**Exercise directions**
Whatever the records below hold, copy it all out exactly.

Extracted records
- - - -

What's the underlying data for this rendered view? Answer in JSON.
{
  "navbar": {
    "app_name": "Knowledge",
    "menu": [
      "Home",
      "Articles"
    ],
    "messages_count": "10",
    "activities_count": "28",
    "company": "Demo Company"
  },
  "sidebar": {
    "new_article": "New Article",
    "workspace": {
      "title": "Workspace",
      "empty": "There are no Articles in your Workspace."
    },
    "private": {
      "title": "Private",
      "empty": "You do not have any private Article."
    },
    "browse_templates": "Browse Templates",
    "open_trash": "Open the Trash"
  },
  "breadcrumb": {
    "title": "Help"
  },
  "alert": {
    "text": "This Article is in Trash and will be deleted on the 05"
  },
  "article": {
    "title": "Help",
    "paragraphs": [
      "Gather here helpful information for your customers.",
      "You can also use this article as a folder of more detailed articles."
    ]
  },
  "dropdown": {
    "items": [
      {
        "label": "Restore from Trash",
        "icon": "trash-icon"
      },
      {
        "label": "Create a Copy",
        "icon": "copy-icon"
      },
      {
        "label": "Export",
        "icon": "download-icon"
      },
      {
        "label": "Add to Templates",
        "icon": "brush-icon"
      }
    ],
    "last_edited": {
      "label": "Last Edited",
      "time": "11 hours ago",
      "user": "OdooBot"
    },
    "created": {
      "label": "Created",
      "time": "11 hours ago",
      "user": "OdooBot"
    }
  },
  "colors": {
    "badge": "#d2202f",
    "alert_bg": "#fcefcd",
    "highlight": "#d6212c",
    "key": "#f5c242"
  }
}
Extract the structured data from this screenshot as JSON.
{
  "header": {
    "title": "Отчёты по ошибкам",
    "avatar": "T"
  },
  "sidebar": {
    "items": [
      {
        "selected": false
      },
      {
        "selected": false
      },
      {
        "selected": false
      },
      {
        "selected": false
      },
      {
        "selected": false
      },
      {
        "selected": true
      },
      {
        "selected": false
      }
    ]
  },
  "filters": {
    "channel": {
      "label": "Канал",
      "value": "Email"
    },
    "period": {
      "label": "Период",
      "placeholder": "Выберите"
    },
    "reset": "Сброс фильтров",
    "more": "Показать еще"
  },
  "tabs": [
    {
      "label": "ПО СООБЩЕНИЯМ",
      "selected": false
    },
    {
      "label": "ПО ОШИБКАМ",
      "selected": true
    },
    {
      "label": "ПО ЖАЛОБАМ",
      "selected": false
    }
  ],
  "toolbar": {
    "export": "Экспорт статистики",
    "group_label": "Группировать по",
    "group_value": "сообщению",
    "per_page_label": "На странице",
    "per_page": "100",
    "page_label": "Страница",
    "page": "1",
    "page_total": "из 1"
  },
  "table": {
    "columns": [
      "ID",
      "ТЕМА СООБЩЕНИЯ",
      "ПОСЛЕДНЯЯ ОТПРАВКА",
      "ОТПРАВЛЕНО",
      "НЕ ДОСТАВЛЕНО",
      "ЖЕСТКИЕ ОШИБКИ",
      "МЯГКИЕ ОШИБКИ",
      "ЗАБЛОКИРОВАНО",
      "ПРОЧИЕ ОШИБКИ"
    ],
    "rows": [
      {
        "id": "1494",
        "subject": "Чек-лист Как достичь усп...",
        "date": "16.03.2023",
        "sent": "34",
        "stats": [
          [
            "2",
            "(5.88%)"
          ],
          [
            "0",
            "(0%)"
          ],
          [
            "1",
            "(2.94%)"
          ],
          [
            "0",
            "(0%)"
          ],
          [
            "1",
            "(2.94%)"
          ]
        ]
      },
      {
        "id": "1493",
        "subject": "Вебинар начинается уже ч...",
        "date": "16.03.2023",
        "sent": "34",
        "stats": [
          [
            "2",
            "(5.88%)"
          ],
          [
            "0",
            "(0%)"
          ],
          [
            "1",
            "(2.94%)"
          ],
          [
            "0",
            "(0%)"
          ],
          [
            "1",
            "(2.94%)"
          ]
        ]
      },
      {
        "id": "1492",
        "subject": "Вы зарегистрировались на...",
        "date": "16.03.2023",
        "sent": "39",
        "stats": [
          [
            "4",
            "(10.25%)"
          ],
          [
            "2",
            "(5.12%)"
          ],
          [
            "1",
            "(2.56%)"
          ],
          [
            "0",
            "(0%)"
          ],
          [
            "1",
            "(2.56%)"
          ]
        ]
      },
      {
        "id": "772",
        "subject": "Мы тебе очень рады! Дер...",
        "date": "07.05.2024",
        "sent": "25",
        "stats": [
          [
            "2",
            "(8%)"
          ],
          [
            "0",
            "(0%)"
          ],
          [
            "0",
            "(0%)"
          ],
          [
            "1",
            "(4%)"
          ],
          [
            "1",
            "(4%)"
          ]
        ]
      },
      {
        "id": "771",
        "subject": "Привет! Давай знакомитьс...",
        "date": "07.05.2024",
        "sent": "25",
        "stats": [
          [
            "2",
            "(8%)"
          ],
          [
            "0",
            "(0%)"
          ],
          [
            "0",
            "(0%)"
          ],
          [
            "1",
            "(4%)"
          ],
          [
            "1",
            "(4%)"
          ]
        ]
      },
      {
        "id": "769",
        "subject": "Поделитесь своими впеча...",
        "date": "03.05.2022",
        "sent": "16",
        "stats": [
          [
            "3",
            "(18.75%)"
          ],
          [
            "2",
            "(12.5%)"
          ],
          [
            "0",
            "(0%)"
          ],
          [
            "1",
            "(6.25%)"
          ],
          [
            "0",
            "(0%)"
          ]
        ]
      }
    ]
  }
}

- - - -

**Solution for this task**
What's the underlying data for this rendered view? Answer in JSON.
{
  "navbar": {
    "app_name": "Knowledge",
    "menu": [
      "Home",
      "Articles"
    ],
    "messages_count": "10",
    "activities_count": "28",
    "company": "Demo Company"
  },
  "sidebar": {
    "new_article": "New Article",
    "workspace": {
      "title": "Workspace",
      "empty": "There are no Articles in your Workspace."
    },
    "private": {
      "title": "Private",
      "empty": "You do not have any private Article."
    },
    "browse_templates": "Browse Templates",
    "open_trash": "Open the Trash"
  },
  "breadcrumb": {
    "title": "Help"
  },
  "alert": {
    "text": "This Article is in Trash and will be deleted on the 05"
  },
  "article": {
    "title": "Help",
    "paragraphs": [
      "Gather here helpful information for your customers.",
      "You can also use this article as a folder of more detailed articles."
    ]
  },
  "dropdown": {
    "items": [
      {
        "label": "Restore from Trash",
        "icon": "trash-icon"
      },
      {
        "label": "Create a Copy",
        "icon": "copy-icon"
      },
      {
        "label": "Export",
        "icon": "download-icon"
      },
      {
        "label": "Add to Templates",
        "icon": "brush-icon"
      }
    ],
    "last_edited": {
      "label": "Last Edited",
      "time": "11 hours ago",
      "user": "OdooBot"
    },
    "created": {
      "label": "Created",
      "time": "11 hours ago",
      "user": "OdooBot"
    }
  },
  "colors": {
    "badge": "#d2202f",
    "alert_bg": "#fcefcd",
    "highlight": "#d6212c",
    "key": "#f5c242"
  }
}
Extract the structured data from this screenshot as JSON.
{
  "header": {
    "title": "Отчёты по ошибкам",
    "avatar": "T"
  },
  "sidebar": {
    "items": [
      {
        "selected": false
      },
      {
        "selected": false
      },
      {
        "selected": false
      },
      {
        "selected": false
      },
      {
        "selected": false
      },
      {
        "selected": true
      },
      {
        "selected": false
      }
    ]
  },
  "filters": {
    "channel": {
      "label": "Канал",
      "value": "Email"
    },
    "period": {
      "label": "Период",
      "placeholder": "Выберите"
    },
    "reset": "Сброс фильтров",
    "more": "Показать еще"
  },
  "tabs": [
    {
      "label": "ПО СООБЩЕНИЯМ",
      "selected": false
    },
    {
      "label": "ПО ОШИБКАМ",
      "selected": true
    },
    {
      "label": "ПО ЖАЛОБАМ",
      "selected": false
    }
  ],
  "toolbar": {
    "export": "Экспорт статистики",
    "group_label": "Группировать по",
    "group_value": "сообщению",
    "per_page_label": "На странице",
    "per_page": "100",
    "page_label": "Страница",
    "page": "1",
    "page_total": "из 1"
  },
  "table": {
    "columns": [
      "ID",
      "ТЕМА СООБЩЕНИЯ",
      "ПОСЛЕДНЯЯ ОТПРАВКА",
      "ОТПРАВЛЕНО",
      "НЕ ДОСТАВЛЕНО",
      "ЖЕСТКИЕ ОШИБКИ",
      "МЯГКИЕ ОШИБКИ",
      "ЗАБЛОКИРОВАНО",
      "ПРОЧИЕ ОШИБКИ"
    ],
    "rows": [
      {
        "id": "1494",
        "subject": "Чек-лист Как достичь усп...",
        "date": "16.03.2023",
        "sent": "34",
        "stats": [
          [
            "2",
            "(5.88%)"
          ],
          [
            "0",
            "(0%)"
          ],
          [
            "1",
            "(2.94%)"
          ],
          [
            "0",
            "(0%)"
          ],
          [
            "1",
            "(2.94%)"
          ]
        ]
      },
      {
        "id": "1493",
        "subject": "Вебинар начинается уже ч...",
        "date": "16.03.2023",
        "sent": "34",
        "stats": [
          [
            "2",
            "(5.88%)"
          ],
          [
            "0",
            "(0%)"
          ],
          [
            "1",
            "(2.94%)"
          ],
          [
            "0",
            "(0%)"
          ],
          [
            "1",
            "(2.94%)"
          ]
        ]
      },
      {
        "id": "1492",
        "subject": "Вы зарегистрировались на...",
        "date": "16.03.2023",
        "sent": "39",
        "stats": [
          [
            "4",
            "(10.25%)"
          ],
          [
            "2",
            "(5.12%)"
          ],
          [
            "1",
            "(2.56%)"
          ],
          [
            "0",
            "(0%)"
          ],
          [
            "1",
            "(2.56%)"
          ]
        ]
      },
      {
        "id": "772",
        "subject": "Мы тебе очень рады! Дер...",
        "date": "07.05.2024",
        "sent": "25",
        "stats": [
          [
            "2",
            "(8%)"
          ],
          [
            "0",
            "(0%)"
          ],
          [
            "0",
            "(0%)"
          ],
          [
            "1",
            "(4%)"
          ],
          [
            "1",
            "(4%)"
          ]
        ]
      },
      {
        "id": "771",
        "subject": "Привет! Давай знакомитьс...",
        "date": "07.05.2024",
        "sent": "25",
        "stats": [
          [
            "2",
            "(8%)"
          ],
          [
            "0",
            "(0%)"
          ],
          [
            "0",
            "(0%)"
          ],
          [
            "1",
            "(4%)"
          ],
          [
            "1",
            "(4%)"
          ]
        ]
      },
      {
        "id": "769",
        "subject": "Поделитесь своими впеча...",
        "date": "03.05.2022",
        "sent": "16",
        "stats": [
          [
            "3",
            "(18.75%)"
          ],
          [
            "2",
            "(12.5%)"
          ],
          [
            "0",
            "(0%)"
          ],
          [
            "1",
            "(6.25%)"
          ],
          [
            "0",
            "(0%)"
          ]
        ]
      }
    ]
  }
}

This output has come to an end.